2001 Maniacs reunited him and Lin Shaye together from the Elm Street movies, Python was classic B movie stuff and then Adam Green came knocking for the gory Hatchet. Englund played more of a cameo role but with performances from him, Kane Hodder who played Jason Voorhees and Tony Todd known as Candyman, Hatchet was something of a horror fans wet dream.

Englund also starred in the Masters of Horror episode Dance of the Dead as a sleazy host in a nightclub and gave a terrific performance. Currently Englund is making two horror movies per year and has been doing so for the last decade. You get it by now, he just loves the genre.


7. Jamie Lee Curtis

halloween laurie

Not many actors or actresses can say that their film debut was in one of the most hailed horror movies of all time, but JLC or as she is sometimes known now, Lady Haden-Guest can. Jamie Lee Curtis will always be known as Laurie Strode to most horror fans and the woman who had to fight off Michael Myers in John Carpenter’s 1978 classic. She gave a great performance as the bookworm babysitter especially given and later accounted by Carpenter that her real life character at the time was completely the opposite to the one she had to play.

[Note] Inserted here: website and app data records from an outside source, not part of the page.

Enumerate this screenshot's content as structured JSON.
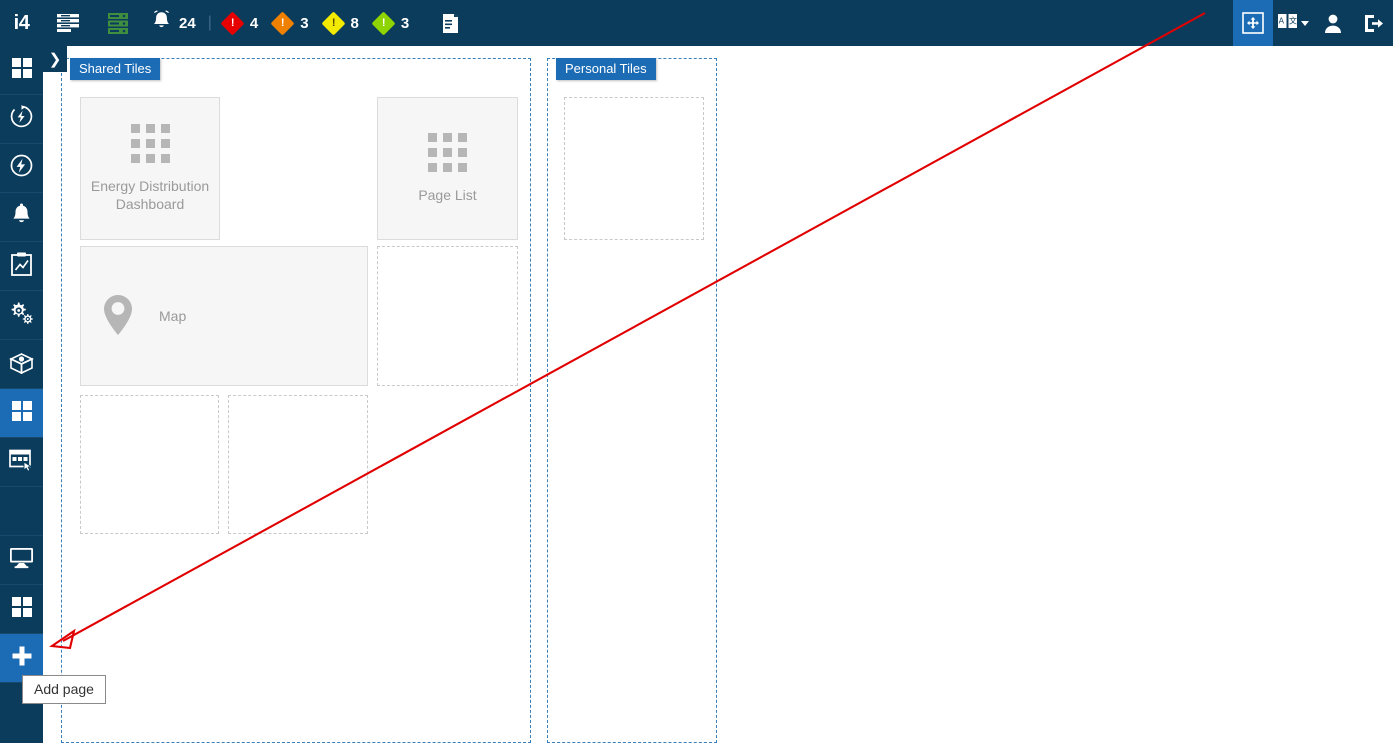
{
  "app": {
    "brand": "i4",
    "accent": "#1b6cb5",
    "header_bg": "#0c3c5c"
  },
  "topbar": {
    "brand_label": "i4",
    "menu_icon": "list-menu-icon",
    "server_icon": "server-icon",
    "notifications": {
      "icon": "bell-icon",
      "count": "24"
    },
    "separator": "|",
    "alarms": [
      {
        "name": "alarm-critical",
        "count": "4",
        "color": "#e60000",
        "excl_dark": false
      },
      {
        "name": "alarm-high",
        "count": "3",
        "color": "#f08000",
        "excl_dark": false
      },
      {
        "name": "alarm-medium",
        "count": "8",
        "color": "#f2ea00",
        "excl_dark": true
      },
      {
        "name": "alarm-low",
        "count": "3",
        "color": "#8ed400",
        "excl_dark": false
      }
    ],
    "manual_icon": "book-manual-icon",
    "right": {
      "edit_layout": {
        "label": "edit-layout",
        "icon": "move-arrows-icon",
        "active": true
      },
      "language": {
        "label": "language",
        "icon": "language-icon"
      },
      "user": {
        "label": "user",
        "icon": "user-icon"
      },
      "logout": {
        "label": "logout",
        "icon": "logout-icon"
      }
    }
  },
  "sidebar": {
    "expander_icon": "chevron-right-icon",
    "items": [
      {
        "name": "sidebar-item-dashboard",
        "icon": "grid-icon",
        "active": false
      },
      {
        "name": "sidebar-item-energy-live",
        "icon": "energy-refresh-icon",
        "active": false
      },
      {
        "name": "sidebar-item-energy",
        "icon": "energy-icon",
        "active": false
      },
      {
        "name": "sidebar-item-alarms",
        "icon": "bell-icon",
        "active": false
      },
      {
        "name": "sidebar-item-reports",
        "icon": "clipboard-chart-icon",
        "active": false
      },
      {
        "name": "sidebar-item-settings",
        "icon": "gears-icon",
        "active": false
      },
      {
        "name": "sidebar-item-packages",
        "icon": "open-box-icon",
        "active": false
      },
      {
        "name": "sidebar-item-pages",
        "icon": "grid-icon",
        "active": true
      },
      {
        "name": "sidebar-item-forms",
        "icon": "form-cursor-icon",
        "active": false
      },
      {
        "name": "sidebar-item-spacer",
        "icon": "",
        "active": false
      },
      {
        "name": "sidebar-item-visualization",
        "icon": "monitor-icon",
        "active": false
      },
      {
        "name": "sidebar-item-tiles",
        "icon": "grid-icon",
        "active": false
      },
      {
        "name": "sidebar-item-add-page",
        "icon": "plus-icon",
        "active": false,
        "highlight": true
      }
    ]
  },
  "zones": [
    {
      "name": "shared-tiles-zone",
      "label": "Shared Tiles"
    },
    {
      "name": "personal-tiles-zone",
      "label": "Personal Tiles"
    }
  ],
  "tiles": {
    "shared": [
      {
        "name": "tile-energy-distribution-dashboard",
        "label": "Energy Distribution Dashboard",
        "icon": "grid-9-icon",
        "placeholder": false
      },
      {
        "name": "tile-page-list",
        "label": "Page List",
        "icon": "grid-9-icon",
        "placeholder": false
      },
      {
        "name": "tile-map",
        "label": "Map",
        "icon": "map-pin-icon",
        "placeholder": false
      },
      {
        "name": "tile-placeholder-1",
        "label": "",
        "icon": "",
        "placeholder": true
      },
      {
        "name": "tile-placeholder-2",
        "label": "",
        "icon": "",
        "placeholder": true
      },
      {
        "name": "tile-placeholder-3",
        "label": "",
        "icon": "",
        "placeholder": true
      }
    ],
    "personal": [
      {
        "name": "tile-placeholder-personal-1",
        "label": "",
        "icon": "",
        "placeholder": true
      }
    ]
  },
  "tooltip": {
    "text": "Add page"
  },
  "annotation": {
    "color": "#e00000",
    "description": "arrow pointing to add-page button"
  }
}
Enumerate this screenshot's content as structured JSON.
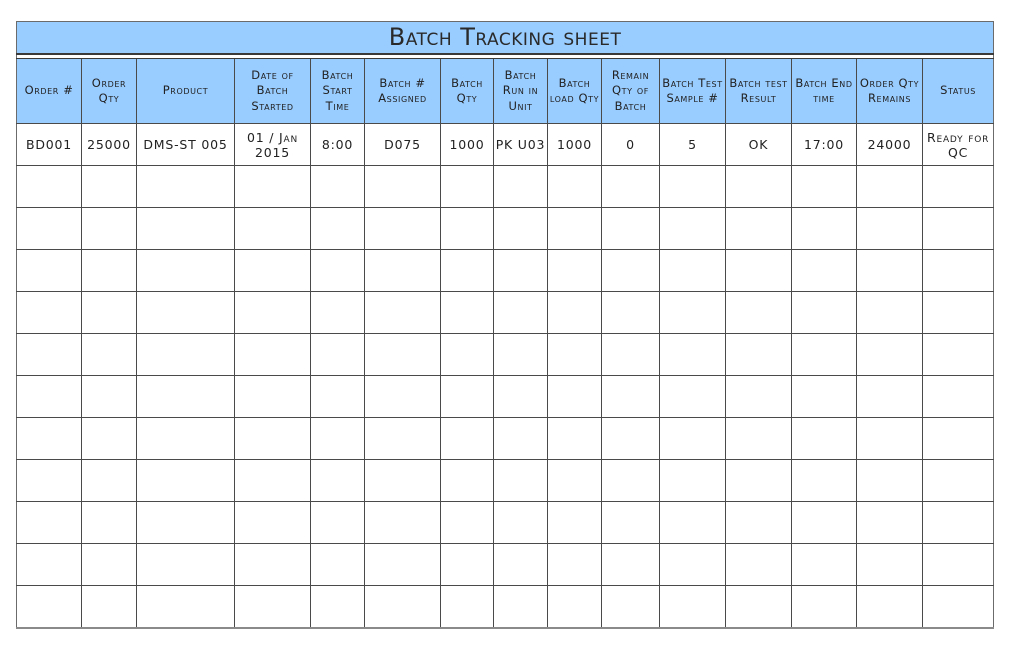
{
  "title": "Batch Tracking sheet",
  "columns": [
    "Order #",
    "Order Qty",
    "Product",
    "Date of Batch Started",
    "Batch Start Time",
    "Batch # Assigned",
    "Batch Qty",
    "Batch Run in Unit",
    "Batch load Qty",
    "Remain Qty of Batch",
    "Batch Test Sample #",
    "Batch test Result",
    "Batch End time",
    "Order Qty Remains",
    "Status"
  ],
  "rows": [
    [
      "BD001",
      "25000",
      "DMS-ST 005",
      "01 / Jan 2015",
      "8:00",
      "D075",
      "1000",
      "PK U03",
      "1000",
      "0",
      "5",
      "OK",
      "17:00",
      "24000",
      "Ready for QC"
    ],
    [
      "",
      "",
      "",
      "",
      "",
      "",
      "",
      "",
      "",
      "",
      "",
      "",
      "",
      "",
      ""
    ],
    [
      "",
      "",
      "",
      "",
      "",
      "",
      "",
      "",
      "",
      "",
      "",
      "",
      "",
      "",
      ""
    ],
    [
      "",
      "",
      "",
      "",
      "",
      "",
      "",
      "",
      "",
      "",
      "",
      "",
      "",
      "",
      ""
    ],
    [
      "",
      "",
      "",
      "",
      "",
      "",
      "",
      "",
      "",
      "",
      "",
      "",
      "",
      "",
      ""
    ],
    [
      "",
      "",
      "",
      "",
      "",
      "",
      "",
      "",
      "",
      "",
      "",
      "",
      "",
      "",
      ""
    ],
    [
      "",
      "",
      "",
      "",
      "",
      "",
      "",
      "",
      "",
      "",
      "",
      "",
      "",
      "",
      ""
    ],
    [
      "",
      "",
      "",
      "",
      "",
      "",
      "",
      "",
      "",
      "",
      "",
      "",
      "",
      "",
      ""
    ],
    [
      "",
      "",
      "",
      "",
      "",
      "",
      "",
      "",
      "",
      "",
      "",
      "",
      "",
      "",
      ""
    ],
    [
      "",
      "",
      "",
      "",
      "",
      "",
      "",
      "",
      "",
      "",
      "",
      "",
      "",
      "",
      ""
    ],
    [
      "",
      "",
      "",
      "",
      "",
      "",
      "",
      "",
      "",
      "",
      "",
      "",
      "",
      "",
      ""
    ],
    [
      "",
      "",
      "",
      "",
      "",
      "",
      "",
      "",
      "",
      "",
      "",
      "",
      "",
      "",
      ""
    ]
  ],
  "colors": {
    "header_bg": "#99ccff",
    "grid_line": "#4a4a4a"
  }
}
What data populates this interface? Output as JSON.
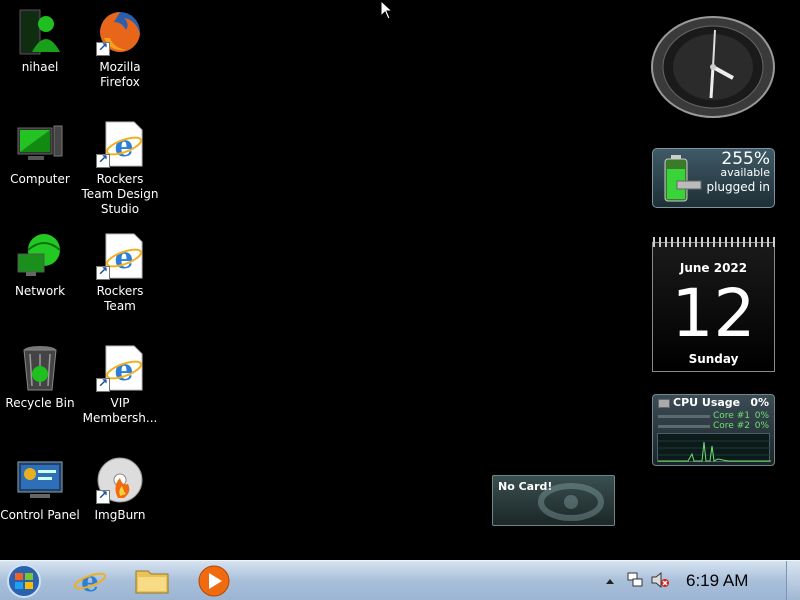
{
  "desktop": {
    "icons": [
      {
        "label": "nihael",
        "icon": "user-folder-icon"
      },
      {
        "label": "Mozilla Firefox",
        "icon": "firefox-icon"
      },
      {
        "label": "Computer",
        "icon": "computer-icon"
      },
      {
        "label": "Rockers Team Design Studio",
        "icon": "internet-explorer-icon"
      },
      {
        "label": "Network",
        "icon": "network-icon"
      },
      {
        "label": "Rockers Team",
        "icon": "internet-explorer-icon"
      },
      {
        "label": "Recycle Bin",
        "icon": "recycle-bin-icon"
      },
      {
        "label": "VIP Membersh...",
        "icon": "internet-explorer-icon"
      },
      {
        "label": "Control Panel",
        "icon": "control-panel-icon"
      },
      {
        "label": "ImgBurn",
        "icon": "imgburn-icon"
      }
    ]
  },
  "gadgets": {
    "battery": {
      "percent": "255%",
      "status1": "available",
      "status2": "plugged in"
    },
    "calendar": {
      "month_year": "June 2022",
      "day": "12",
      "weekday": "Sunday"
    },
    "cpu": {
      "title": "CPU Usage",
      "value": "0%",
      "core1_label": "Core #1",
      "core1_value": "0%",
      "core2_label": "Core #2",
      "core2_value": "0%"
    },
    "gpu": {
      "label": "No Card!"
    }
  },
  "taskbar": {
    "start": "start-orb-icon",
    "pinned": [
      "internet-explorer-icon",
      "file-explorer-icon",
      "media-player-icon"
    ],
    "tray_time": "6:19 AM"
  },
  "colors": {
    "taskbar": "#a9c0da",
    "accent_green": "#1fbf1f"
  }
}
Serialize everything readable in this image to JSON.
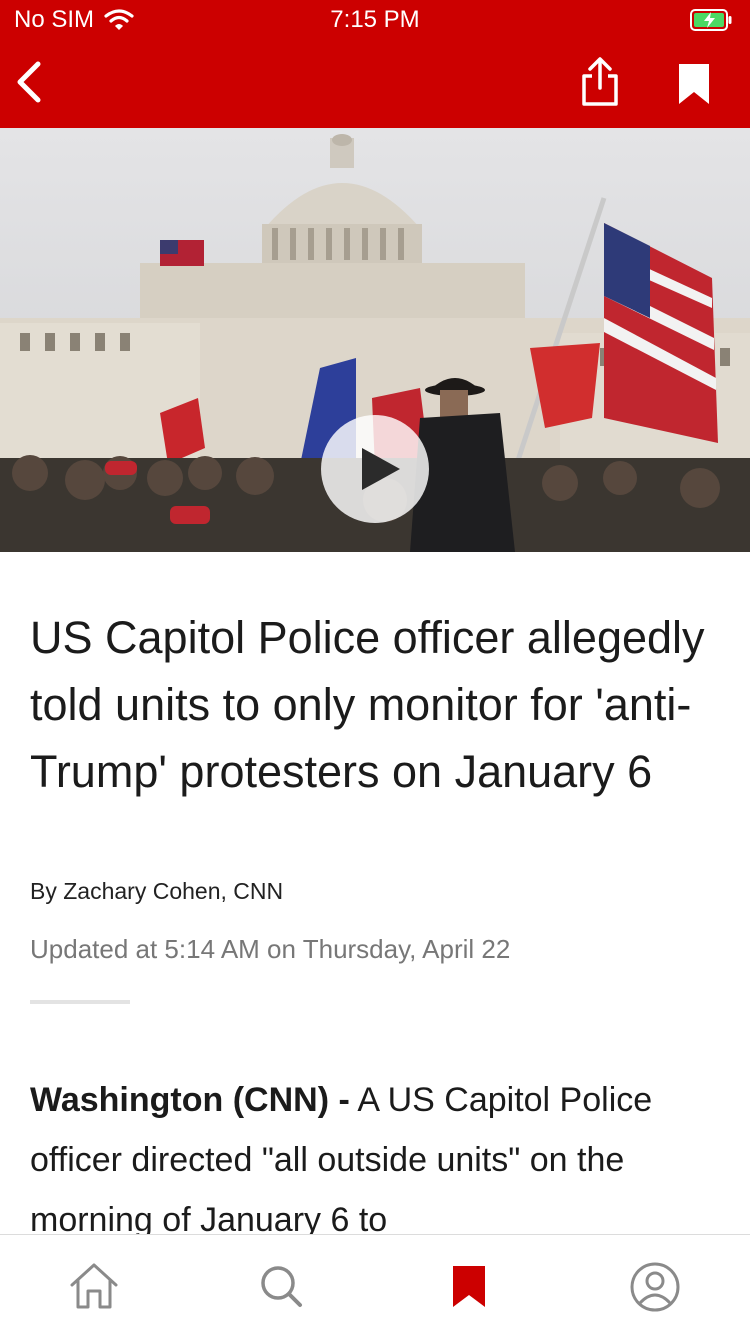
{
  "status_bar": {
    "carrier": "No SIM",
    "time": "7:15 PM",
    "wifi_icon": "wifi-icon",
    "battery_icon": "battery-charging-icon"
  },
  "nav": {
    "back_icon": "chevron-left-icon",
    "share_icon": "share-icon",
    "bookmark_icon": "bookmark-icon",
    "brand_color": "#cc0000"
  },
  "hero": {
    "play_icon": "play-icon"
  },
  "article": {
    "headline": "US Capitol Police officer allegedly told units to only monitor for 'anti-Trump' protesters on January 6",
    "byline": "By Zachary Cohen, CNN",
    "updated": "Updated at 5:14 AM on Thursday, April 22",
    "dateline": "Washington  (CNN) -",
    "body_text": " A US Capitol Police officer directed \"all outside units\" on the morning of January 6 to"
  },
  "tabbar": {
    "items": [
      {
        "name": "home",
        "icon": "home-icon",
        "active": false
      },
      {
        "name": "search",
        "icon": "search-icon",
        "active": false
      },
      {
        "name": "saved",
        "icon": "bookmark-icon",
        "active": true
      },
      {
        "name": "account",
        "icon": "profile-icon",
        "active": false
      }
    ],
    "active_color": "#cc0000",
    "inactive_color": "#8a8a8a"
  }
}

Her next five movies gave her the title of Scream Queen, bestowed to only a handful of female actors I should add. It helped that the movies that Curtis starred in were very good and included working with Carpenter again on The Fog and then she starred in Terror Train, Prom Night and Roadgames. She also appeared in Halloween II. Indeed it was a busy time for Curtis in the horror genre as those movies all came out within a year of each other.

After her horror start in movies she moved away from the genre and starred in memorable films such as Trading Places, A Fish Called Wanda and True Lies. However she returned to the genre in 1998 with H20 which was in theory Halloween 7.

However this movie wiped out parts 3-6 and followed on though years later from Halloween II. She gave a memorable performance and like The Fog her mother Janet Leigh starred alongside her as Curtis again took on her maniac brother Michael. She didn’t stop there either and even returned for another Halloween movie in Halloween Resurrection. However whilst H20 was praised this movie was generally panned.

After that adventure Curtis gave the horror genre a wide berth however in 2015 she returned starring in a TV Series aptly named Scream Queens and with that she came full circle. To end there is one cool fact that not many of you will know. She in theory did star in Halloween III- the movie of course remembered for no Michael Myers and Laurie Strode. She is the voice if you’re wondering of the telephone operator.


6. Barbara Steele

Black Sunday (1960)

Thought Barbara Steele is English her breakthrough in horror movies came in Italian cinema. She will always be remembered for her pivotal role in Mario Bava’s 1960 classic Black Sunday, also known as The Mask of Death in its uncut form. A year later she starred alongside Vincent Price in Roger Corman’s ongoing love letter to Edgar Allan Poe in The Pit and the Pendulum.

The Italian horror The Horrible Dr Hitchcock followed but it was from 1963 that Steele would star in a succession of great horror movies. The Ghost and The Long Hair of Death are deemed as horror classics and Steele gives great performances in them. Sandwiched in between was a non horror movie ironically directed by one of the great Italian horror maestros Lucio Fulci.

In 1964 came another terrific memorable role in the sublime and very creepy Castle of Blood, where she played a ghost. Movies such as Nightmare Castle and An Angel for Satan only underlined her horror status. By the late 60s she had secured a role in the very entertaining horror Curse of the Crimson Altar alongside Boris Karloff and Christopher Lee.

In the 1970’s her horror career ultimately slowed down but she still starred in two strong pictures. The first was David Cronenberg’s Shivers and then in 1978 she starred in Piranha. In 1980 she marked three different decades in the genre with the American horror film Silent Scream. She announced her retirement in 1991. However to everyone’s delight 19 years later she came back to star in the underrated horror movie The Butterfly Room.